• Segments of the rope used to hang the Lincoln assassination conspirators, exploring the national transformation the conspirators initiated and the transformation from life to death.
• A dress worn by Miss America 1963, Jackie Mayer of Sandusky, highlighting the private transformation that occurs when one accepts a public role.
• “Buttons,” long considered the last wild passenger pigeon, shot in Pike County, Ohio, in 1900. Its death prompts questions of how humans transform the natural world through seemingly insignificant acts.
From Object to Person: Amunet
The star of the exhibit is Amunet, the Ohio Historical Society’s 2,000-year-old Egyptian mummy, who has undergone a remarkable transformation thanks to the 21st-century 3-D imaging technology of The Ohio State University Wexner Medical Center. The presentation of Amunet’s story allows visitors to see the mummy in a completely unique way by viewing digital images from the CT scan, a 3-D printing of Amunet’s skull and a 3-D reconstruction of Amunet’s face and head.
“Technology has brought us closer to Amunet. Seeing her face will allow us to see her as the person she was 2,000 years ago,” says Linda Pansing, curator of archaeology for the Ohio Historical Society.

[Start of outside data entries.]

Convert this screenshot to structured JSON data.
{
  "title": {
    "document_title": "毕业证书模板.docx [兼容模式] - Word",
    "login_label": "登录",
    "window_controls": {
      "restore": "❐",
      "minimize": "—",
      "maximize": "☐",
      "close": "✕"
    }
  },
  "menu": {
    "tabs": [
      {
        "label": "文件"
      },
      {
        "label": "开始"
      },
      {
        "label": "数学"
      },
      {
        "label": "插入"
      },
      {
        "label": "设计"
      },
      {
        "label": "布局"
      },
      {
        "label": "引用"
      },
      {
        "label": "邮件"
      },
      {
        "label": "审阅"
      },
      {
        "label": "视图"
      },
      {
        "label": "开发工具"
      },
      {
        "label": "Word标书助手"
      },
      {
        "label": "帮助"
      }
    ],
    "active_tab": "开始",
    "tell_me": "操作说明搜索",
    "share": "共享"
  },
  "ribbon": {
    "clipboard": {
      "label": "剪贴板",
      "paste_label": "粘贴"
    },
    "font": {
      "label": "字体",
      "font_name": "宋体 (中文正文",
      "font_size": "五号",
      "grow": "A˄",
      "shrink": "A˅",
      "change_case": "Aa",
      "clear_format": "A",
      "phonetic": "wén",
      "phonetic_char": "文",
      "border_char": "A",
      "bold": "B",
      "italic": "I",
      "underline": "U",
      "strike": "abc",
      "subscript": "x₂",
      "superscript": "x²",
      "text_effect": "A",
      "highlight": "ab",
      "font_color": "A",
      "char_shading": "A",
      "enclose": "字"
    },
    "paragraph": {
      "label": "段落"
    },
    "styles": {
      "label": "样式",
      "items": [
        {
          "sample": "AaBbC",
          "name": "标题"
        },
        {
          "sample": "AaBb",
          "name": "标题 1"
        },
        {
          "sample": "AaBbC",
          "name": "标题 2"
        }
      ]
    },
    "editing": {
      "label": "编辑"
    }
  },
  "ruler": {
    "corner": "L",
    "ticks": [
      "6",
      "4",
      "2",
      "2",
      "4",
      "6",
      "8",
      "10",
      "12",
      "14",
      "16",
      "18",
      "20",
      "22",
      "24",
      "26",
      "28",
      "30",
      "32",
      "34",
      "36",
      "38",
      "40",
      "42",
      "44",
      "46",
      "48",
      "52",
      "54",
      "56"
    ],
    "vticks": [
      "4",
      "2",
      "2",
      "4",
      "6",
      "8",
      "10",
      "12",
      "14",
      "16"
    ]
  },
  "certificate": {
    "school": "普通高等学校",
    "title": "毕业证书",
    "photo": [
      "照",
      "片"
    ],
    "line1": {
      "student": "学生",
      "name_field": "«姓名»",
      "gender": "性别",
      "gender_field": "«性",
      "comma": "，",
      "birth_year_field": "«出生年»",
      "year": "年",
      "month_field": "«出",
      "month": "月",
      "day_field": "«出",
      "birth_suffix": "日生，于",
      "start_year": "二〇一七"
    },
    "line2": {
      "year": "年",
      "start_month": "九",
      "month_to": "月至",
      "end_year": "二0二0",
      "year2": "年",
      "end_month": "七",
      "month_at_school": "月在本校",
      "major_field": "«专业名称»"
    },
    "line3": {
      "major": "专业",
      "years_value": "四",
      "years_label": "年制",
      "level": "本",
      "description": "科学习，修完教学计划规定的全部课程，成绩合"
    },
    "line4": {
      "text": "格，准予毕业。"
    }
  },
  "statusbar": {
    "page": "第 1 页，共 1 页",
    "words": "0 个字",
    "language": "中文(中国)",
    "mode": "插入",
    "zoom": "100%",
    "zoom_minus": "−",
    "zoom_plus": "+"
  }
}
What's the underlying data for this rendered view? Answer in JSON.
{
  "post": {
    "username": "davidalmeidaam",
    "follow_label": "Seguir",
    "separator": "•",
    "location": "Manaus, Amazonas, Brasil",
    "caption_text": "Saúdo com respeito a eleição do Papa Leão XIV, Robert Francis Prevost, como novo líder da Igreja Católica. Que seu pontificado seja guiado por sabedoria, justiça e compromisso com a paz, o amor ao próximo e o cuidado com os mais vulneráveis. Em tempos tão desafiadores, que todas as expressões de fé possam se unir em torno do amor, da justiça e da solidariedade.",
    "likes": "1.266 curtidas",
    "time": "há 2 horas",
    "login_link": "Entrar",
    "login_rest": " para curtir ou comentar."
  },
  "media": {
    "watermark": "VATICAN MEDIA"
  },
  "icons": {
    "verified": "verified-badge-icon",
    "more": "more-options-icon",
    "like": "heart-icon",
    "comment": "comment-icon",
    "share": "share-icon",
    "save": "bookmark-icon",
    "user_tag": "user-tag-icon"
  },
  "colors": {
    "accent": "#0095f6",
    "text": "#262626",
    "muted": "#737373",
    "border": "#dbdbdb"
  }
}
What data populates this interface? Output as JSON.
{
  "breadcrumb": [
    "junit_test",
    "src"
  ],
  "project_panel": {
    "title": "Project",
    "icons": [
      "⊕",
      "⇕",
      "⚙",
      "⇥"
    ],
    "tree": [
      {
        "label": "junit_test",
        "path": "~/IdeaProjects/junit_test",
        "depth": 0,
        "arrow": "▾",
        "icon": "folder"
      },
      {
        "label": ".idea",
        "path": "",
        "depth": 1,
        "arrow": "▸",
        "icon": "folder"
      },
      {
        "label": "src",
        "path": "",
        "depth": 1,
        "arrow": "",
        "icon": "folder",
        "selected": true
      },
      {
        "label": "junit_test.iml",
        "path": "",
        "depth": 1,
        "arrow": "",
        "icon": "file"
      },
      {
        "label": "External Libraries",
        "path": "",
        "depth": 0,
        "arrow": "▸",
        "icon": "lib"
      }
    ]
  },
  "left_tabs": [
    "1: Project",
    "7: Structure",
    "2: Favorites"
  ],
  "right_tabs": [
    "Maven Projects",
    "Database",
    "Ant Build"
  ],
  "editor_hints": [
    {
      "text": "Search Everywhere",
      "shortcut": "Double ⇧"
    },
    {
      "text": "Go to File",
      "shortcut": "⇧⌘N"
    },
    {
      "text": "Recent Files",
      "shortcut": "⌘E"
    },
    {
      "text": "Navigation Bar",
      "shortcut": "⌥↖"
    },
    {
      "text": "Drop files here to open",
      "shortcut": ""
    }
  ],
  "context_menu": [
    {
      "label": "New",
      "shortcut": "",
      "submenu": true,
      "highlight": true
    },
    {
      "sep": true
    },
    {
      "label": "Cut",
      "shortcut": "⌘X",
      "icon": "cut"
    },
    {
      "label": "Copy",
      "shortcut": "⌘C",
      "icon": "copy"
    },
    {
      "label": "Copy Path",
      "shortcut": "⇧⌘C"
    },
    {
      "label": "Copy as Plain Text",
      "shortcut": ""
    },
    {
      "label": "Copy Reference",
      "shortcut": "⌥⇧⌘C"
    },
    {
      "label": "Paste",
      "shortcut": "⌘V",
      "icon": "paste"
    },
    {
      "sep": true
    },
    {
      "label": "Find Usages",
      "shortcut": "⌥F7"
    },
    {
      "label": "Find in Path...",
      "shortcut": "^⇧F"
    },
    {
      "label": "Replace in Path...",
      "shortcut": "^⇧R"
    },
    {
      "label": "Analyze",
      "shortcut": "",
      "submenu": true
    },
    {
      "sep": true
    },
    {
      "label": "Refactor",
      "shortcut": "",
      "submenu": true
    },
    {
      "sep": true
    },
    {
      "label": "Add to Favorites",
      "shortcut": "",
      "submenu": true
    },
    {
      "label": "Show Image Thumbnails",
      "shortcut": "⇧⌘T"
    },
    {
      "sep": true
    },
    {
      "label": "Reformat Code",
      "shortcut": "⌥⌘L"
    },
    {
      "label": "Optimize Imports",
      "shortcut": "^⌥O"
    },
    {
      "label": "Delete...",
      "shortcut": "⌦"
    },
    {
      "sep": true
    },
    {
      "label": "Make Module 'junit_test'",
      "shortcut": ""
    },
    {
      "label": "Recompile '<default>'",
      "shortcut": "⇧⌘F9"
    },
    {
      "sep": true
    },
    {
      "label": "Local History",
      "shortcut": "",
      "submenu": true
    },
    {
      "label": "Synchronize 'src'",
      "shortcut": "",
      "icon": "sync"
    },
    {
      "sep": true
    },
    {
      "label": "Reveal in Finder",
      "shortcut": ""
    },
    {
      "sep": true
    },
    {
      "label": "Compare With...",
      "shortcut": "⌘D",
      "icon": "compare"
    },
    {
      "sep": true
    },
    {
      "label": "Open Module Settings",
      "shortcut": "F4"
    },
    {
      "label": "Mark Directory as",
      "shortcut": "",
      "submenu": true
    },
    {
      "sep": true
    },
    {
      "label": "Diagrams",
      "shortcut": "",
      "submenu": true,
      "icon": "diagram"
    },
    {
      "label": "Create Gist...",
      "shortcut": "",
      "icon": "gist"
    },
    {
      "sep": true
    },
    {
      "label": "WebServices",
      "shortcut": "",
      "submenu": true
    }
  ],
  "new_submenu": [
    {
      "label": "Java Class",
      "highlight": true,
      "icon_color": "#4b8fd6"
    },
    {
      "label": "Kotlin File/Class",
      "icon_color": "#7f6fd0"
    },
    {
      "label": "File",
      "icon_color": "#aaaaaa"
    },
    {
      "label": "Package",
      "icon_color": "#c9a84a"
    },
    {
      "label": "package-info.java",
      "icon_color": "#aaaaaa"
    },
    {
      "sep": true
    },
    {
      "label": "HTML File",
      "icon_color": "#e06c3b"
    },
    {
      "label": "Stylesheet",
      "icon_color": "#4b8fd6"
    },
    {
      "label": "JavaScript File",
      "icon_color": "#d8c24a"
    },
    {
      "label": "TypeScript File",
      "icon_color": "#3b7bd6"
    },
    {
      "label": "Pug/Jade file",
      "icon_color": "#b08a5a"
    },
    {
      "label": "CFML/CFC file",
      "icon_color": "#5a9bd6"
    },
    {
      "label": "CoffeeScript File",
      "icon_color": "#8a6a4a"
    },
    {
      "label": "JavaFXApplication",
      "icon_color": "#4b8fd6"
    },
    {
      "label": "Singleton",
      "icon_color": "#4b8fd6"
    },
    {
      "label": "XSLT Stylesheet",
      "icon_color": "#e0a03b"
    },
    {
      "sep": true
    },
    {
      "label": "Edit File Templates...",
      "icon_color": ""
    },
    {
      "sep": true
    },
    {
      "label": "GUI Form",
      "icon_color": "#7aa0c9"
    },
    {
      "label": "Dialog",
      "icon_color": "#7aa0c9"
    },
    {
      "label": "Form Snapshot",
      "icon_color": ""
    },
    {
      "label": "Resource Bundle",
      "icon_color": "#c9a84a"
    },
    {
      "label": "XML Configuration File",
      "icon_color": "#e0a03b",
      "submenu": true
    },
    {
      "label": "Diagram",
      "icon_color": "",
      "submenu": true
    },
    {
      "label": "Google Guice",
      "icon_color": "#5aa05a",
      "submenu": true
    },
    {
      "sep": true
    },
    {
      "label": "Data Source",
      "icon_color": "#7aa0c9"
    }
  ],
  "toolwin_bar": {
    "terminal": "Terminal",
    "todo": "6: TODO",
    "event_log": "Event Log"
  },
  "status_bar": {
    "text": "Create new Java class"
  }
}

Planning Your Visit
Transformation opens at the Ohio History Center in Columbus on Wednesday, Sept. 11, 2013. The exhibit is free with Ohio History Center museum admission, which is $10/adult, $9/senior, $5/ages 6–12 and Free/age 5 and under. Ohio Historical Society members enjoy free admission to the Ohio History Center museum and Transformation. Museum hours are Wednesday–Saturday 10 a.m.–5 p.m. and Sunday Noon–5 p.m. Questions? Call 800.686.6124 or visit www.ohiohistory.org.
Transformation will be on exhibit at the Ohio History Center through March 30, 2014.
Join us Saturday, Sept. 7, 2013, from 5-9 p.m. for An Evening with Amunet, the Ohio Historical Society’s Egyptian mummy. Hear experts on hand for this special event reveal new information about her, and see a newly completed 3-D reconstruction of her face. And, enjoy a once-in-a-lifetime opportunity to sample beer inspired by ancient Egyptian ingredients! $15 ($11/Ohio Historical Society member) in advance by Sept. 4 or $20 ($15/Ohio Historical Society member) at the door Sept. 7. 800.686.1541.